    I install all hardware except the lip before sealing. I mark a center line all around the bait to locate the hardware while the bait is still “square” and drill the holes before I begin rounding over and sanding the bait. So if I sealed the bait before installing the hardware, I would be fouling the drilled holes.
  11. Airbrush Question

    Not sure what needle lube is. I do the same thing with the light oil I use for reel bearings and also put a drop on the shaft of the trigger.
  12. Best way to adhear a CB Lip

    I cut a couple of slots in the back of the lip and also sand the hidden part of the lip with my Drexel. I use Rod Bond epoxy Paste to glue it in. Pack the slot with epoxy and push in the lip. Wipe off the epoxy that squeezes out the back of the slot. You don’t want a slot that is too tight because epoxy has a minimum film thickness for strength. I like the epoxy paste because it’s strong and has a very long work time, well over an hour, that lets me fiddle with lip alignment. It also will stay in the slot and not flow out.
  13. Debris In Topcoat

    Acetone is a very volatile solvent compared to lacquer thinner or denatured alcohol, so you really have to get after agitating the brush and spreading out the bristles in the solvent. The acetone will evaporate quickly and leave behind any epoxy that isn’t removed while submerged. I don't use acetone because I can’t store it for long in any jar or container except the can it comes in.
  14. T Trebles
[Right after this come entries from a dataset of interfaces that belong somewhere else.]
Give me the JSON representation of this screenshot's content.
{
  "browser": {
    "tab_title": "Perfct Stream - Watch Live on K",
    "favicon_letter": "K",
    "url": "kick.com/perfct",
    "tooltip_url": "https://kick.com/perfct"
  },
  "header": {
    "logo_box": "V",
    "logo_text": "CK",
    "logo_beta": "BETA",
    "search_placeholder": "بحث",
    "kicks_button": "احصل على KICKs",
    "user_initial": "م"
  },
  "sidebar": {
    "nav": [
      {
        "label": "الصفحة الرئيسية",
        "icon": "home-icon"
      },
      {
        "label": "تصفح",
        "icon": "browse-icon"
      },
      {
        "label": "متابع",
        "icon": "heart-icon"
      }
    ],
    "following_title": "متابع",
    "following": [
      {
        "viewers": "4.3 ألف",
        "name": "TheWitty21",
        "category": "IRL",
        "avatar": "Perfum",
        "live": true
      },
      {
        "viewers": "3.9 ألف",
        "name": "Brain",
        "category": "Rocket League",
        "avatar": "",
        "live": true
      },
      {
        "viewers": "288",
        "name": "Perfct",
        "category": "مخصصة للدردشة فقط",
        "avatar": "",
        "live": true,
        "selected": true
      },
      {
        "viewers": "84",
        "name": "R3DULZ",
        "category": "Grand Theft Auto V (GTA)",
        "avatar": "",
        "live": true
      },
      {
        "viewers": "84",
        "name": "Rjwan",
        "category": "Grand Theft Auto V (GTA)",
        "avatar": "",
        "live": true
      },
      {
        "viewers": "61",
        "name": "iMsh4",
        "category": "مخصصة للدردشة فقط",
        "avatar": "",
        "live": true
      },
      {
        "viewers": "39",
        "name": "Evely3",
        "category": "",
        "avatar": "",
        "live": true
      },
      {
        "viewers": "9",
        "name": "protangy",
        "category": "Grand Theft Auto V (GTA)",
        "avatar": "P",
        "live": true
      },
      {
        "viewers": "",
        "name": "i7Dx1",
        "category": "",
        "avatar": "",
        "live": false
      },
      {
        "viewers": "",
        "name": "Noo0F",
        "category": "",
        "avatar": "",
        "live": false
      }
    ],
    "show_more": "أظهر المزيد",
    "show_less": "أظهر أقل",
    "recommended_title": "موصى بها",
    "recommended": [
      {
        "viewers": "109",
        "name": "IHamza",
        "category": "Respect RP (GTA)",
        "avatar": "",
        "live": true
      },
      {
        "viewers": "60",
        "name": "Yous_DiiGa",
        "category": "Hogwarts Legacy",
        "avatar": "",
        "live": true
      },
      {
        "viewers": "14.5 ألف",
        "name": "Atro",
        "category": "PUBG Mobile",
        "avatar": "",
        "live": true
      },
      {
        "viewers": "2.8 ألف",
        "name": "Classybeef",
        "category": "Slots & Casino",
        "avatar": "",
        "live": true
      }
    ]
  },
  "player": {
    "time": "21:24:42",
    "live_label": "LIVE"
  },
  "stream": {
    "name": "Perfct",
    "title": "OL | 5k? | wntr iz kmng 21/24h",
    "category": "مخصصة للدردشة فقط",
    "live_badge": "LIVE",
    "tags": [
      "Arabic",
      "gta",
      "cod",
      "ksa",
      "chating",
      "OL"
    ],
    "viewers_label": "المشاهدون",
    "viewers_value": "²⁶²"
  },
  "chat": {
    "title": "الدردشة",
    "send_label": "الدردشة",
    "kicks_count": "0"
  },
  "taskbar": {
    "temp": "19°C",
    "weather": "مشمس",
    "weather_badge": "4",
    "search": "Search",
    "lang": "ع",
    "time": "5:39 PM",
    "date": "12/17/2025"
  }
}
    I troll un-teed wood cranks for stripers and yep, the hooks wear through to the wood through a thick coat of epoxy in a few sessions. I use high temper Japanese hooks so haven’t tried t-ing them lest they break. But it’s not a bad idea if your hooks will bend without breaking and you want to preserve the baits’ finish longer.
  15. Envirotex lite 30 min epoxy mixing

    Etex also contains a solvent to help it level out on flat surfaces. Being much thinner in viscosity than glue type epoxies like Devcon Two Ton, it will tend to develop fish eyes more quickly if applied over a grease spot or finger print. Suggest you read the tutorial by Fatfingers on “achieving the perfect finish”. I recommend measuring epoxy exactly with syringes and mixing the heck out of it. You need to get the molecules of all the resin and hardener in contact for them to chemically cure as designed.